• [WORK REQUIRED]:
What follows is a listing. Write it all out exactly.

• [RECORDS SUPPLIED]:
■ ■ ■ ■ ■
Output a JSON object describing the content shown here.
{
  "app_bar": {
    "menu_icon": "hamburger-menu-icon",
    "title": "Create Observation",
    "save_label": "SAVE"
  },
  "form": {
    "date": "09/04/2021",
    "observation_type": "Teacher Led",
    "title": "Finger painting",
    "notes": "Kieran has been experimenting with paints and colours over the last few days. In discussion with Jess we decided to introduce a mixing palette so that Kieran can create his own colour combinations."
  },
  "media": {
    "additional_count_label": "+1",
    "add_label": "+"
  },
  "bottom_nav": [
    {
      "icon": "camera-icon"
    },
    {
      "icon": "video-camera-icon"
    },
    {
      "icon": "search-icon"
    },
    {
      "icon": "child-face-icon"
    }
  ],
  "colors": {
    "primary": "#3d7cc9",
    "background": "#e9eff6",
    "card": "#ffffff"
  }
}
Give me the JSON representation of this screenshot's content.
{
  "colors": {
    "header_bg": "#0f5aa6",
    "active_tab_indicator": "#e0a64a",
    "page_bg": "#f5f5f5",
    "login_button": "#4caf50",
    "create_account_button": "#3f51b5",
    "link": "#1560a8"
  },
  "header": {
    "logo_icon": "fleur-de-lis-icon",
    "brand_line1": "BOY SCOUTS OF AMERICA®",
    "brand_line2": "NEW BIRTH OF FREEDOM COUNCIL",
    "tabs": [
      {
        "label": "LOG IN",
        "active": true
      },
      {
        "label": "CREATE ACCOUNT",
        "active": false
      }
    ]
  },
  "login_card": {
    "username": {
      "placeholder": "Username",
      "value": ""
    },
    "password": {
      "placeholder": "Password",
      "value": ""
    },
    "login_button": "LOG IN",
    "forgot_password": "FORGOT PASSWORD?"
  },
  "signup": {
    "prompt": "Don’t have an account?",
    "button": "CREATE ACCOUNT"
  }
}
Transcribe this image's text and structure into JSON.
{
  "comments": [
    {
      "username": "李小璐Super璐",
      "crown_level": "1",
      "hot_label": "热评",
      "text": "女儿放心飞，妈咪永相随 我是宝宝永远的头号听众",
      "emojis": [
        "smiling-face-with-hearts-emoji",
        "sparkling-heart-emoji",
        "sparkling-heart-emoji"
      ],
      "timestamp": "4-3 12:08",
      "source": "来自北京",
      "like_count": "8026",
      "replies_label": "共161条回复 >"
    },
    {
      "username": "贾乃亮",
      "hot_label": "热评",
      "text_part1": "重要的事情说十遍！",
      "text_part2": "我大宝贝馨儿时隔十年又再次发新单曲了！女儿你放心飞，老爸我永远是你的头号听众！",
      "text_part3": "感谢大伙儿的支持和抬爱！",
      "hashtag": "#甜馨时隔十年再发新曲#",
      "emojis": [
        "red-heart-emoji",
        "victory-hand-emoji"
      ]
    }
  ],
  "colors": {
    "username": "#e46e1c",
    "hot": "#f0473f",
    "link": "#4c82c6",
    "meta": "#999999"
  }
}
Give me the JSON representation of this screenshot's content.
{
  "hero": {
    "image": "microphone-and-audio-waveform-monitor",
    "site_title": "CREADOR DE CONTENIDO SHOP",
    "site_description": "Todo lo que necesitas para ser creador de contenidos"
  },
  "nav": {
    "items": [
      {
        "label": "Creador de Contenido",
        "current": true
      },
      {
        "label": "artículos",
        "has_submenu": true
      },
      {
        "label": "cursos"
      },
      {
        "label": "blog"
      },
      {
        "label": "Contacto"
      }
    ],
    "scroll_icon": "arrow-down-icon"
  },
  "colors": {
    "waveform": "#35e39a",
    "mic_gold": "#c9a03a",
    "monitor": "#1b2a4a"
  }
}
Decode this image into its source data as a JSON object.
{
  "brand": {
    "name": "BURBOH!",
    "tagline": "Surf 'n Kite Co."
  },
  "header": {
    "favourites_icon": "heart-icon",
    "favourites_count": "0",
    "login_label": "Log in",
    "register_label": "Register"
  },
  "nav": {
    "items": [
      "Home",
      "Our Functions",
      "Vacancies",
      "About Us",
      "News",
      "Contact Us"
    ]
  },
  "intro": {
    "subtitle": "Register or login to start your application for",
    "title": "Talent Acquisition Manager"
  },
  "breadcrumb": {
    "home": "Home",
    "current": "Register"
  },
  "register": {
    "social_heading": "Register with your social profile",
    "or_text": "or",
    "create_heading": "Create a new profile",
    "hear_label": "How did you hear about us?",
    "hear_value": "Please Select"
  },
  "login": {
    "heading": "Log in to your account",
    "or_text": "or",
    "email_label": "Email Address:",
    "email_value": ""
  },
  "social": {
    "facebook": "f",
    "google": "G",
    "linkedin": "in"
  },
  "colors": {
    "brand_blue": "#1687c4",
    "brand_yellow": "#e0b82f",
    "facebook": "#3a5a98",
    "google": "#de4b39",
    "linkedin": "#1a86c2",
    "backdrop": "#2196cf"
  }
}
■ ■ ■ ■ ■
• [SOLUTION TO THIS TASK]:
Output a JSON object describing the content shown here.
{
  "app_bar": {
    "menu_icon": "hamburger-menu-icon",
    "title": "Create Observation",
    "save_label": "SAVE"
  },
  "form": {
    "date": "09/04/2021",
    "observation_type": "Teacher Led",
    "title": "Finger painting",
    "notes": "Kieran has been experimenting with paints and colours over the last few days. In discussion with Jess we decided to introduce a mixing palette so that Kieran can create his own colour combinations."
  },
  "media": {
    "additional_count_label": "+1",
    "add_label": "+"
  },
  "bottom_nav": [
    {
      "icon": "camera-icon"
    },
    {
      "icon": "video-camera-icon"
    },
    {
      "icon": "search-icon"
    },
    {
      "icon": "child-face-icon"
    }
  ],
  "colors": {
    "primary": "#3d7cc9",
    "background": "#e9eff6",
    "card": "#ffffff"
  }
}
Give me the JSON representation of this screenshot's content.
{
  "colors": {
    "header_bg": "#0f5aa6",
    "active_tab_indicator": "#e0a64a",
    "page_bg": "#f5f5f5",
    "login_button": "#4caf50",
    "create_account_button": "#3f51b5",
    "link": "#1560a8"
  },
  "header": {
    "logo_icon": "fleur-de-lis-icon",
    "brand_line1": "BOY SCOUTS OF AMERICA®",
    "brand_line2": "NEW BIRTH OF FREEDOM COUNCIL",
    "tabs": [
      {
        "label": "LOG IN",
        "active": true
      },
      {
        "label": "CREATE ACCOUNT",
        "active": false
      }
    ]
  },
  "login_card": {
    "username": {
      "placeholder": "Username",
      "value": ""
    },
    "password": {
      "placeholder": "Password",
      "value": ""
    },
    "login_button": "LOG IN",
    "forgot_password": "FORGOT PASSWORD?"
  },
  "signup": {
    "prompt": "Don’t have an account?",
    "button": "CREATE ACCOUNT"
  }
}
Transcribe this image's text and structure into JSON.
{
  "comments": [
    {
      "username": "李小璐Super璐",
      "crown_level": "1",
      "hot_label": "热评",
      "text": "女儿放心飞，妈咪永相随 我是宝宝永远的头号听众",
      "emojis": [
        "smiling-face-with-hearts-emoji",
        "sparkling-heart-emoji",
        "sparkling-heart-emoji"
      ],
      "timestamp": "4-3 12:08",
      "source": "来自北京",
      "like_count": "8026",
      "replies_label": "共161条回复 >"
    },
    {
      "username": "贾乃亮",
      "hot_label": "热评",
      "text_part1": "重要的事情说十遍！",
      "text_part2": "我大宝贝馨儿时隔十年又再次发新单曲了！女儿你放心飞，老爸我永远是你的头号听众！",
      "text_part3": "感谢大伙儿的支持和抬爱！",
      "hashtag": "#甜馨时隔十年再发新曲#",
      "emojis": [
        "red-heart-emoji",
        "victory-hand-emoji"
      ]
    }
  ],
  "colors": {
    "username": "#e46e1c",
    "hot": "#f0473f",
    "link": "#4c82c6",
    "meta": "#999999"
  }
}
Give me the JSON representation of this screenshot's content.
{
  "hero": {
    "image": "microphone-and-audio-waveform-monitor",
    "site_title": "CREADOR DE CONTENIDO SHOP",
    "site_description": "Todo lo que necesitas para ser creador de contenidos"
  },
  "nav": {
    "items": [
      {
        "label": "Creador de Contenido",
        "current": true
      },
      {
        "label": "artículos",
        "has_submenu": true
      },
      {
        "label": "cursos"
      },
      {
        "label": "blog"
      },
      {
        "label": "Contacto"
      }
    ],
    "scroll_icon": "arrow-down-icon"
  },
  "colors": {
    "waveform": "#35e39a",
    "mic_gold": "#c9a03a",
    "monitor": "#1b2a4a"
  }
}
Decode this image into its source data as a JSON object.
{
  "brand": {
    "name": "BURBOH!",
    "tagline": "Surf 'n Kite Co."
  },
  "header": {
    "favourites_icon": "heart-icon",
    "favourites_count": "0",
    "login_label": "Log in",
    "register_label": "Register"
  },
  "nav": {
    "items": [
      "Home",
      "Our Functions",
      "Vacancies",
      "About Us",
      "News",
      "Contact Us"
    ]
  },
  "intro": {
    "subtitle": "Register or login to start your application for",
    "title": "Talent Acquisition Manager"
  },
  "breadcrumb": {
    "home": "Home",
    "current": "Register"
  },
  "register": {
    "social_heading": "Register with your social profile",
    "or_text": "or",
    "create_heading": "Create a new profile",
    "hear_label": "How did you hear about us?",
    "hear_value": "Please Select"
  },
  "login": {
    "heading": "Log in to your account",
    "or_text": "or",
    "email_label": "Email Address:",
    "email_value": ""
  },
  "social": {
    "facebook": "f",
    "google": "G",
    "linkedin": "in"
  },
  "colors": {
    "brand_blue": "#1687c4",
    "brand_yellow": "#e0b82f",
    "facebook": "#3a5a98",
    "google": "#de4b39",
    "linkedin": "#1a86c2",
    "backdrop": "#2196cf"
  }
}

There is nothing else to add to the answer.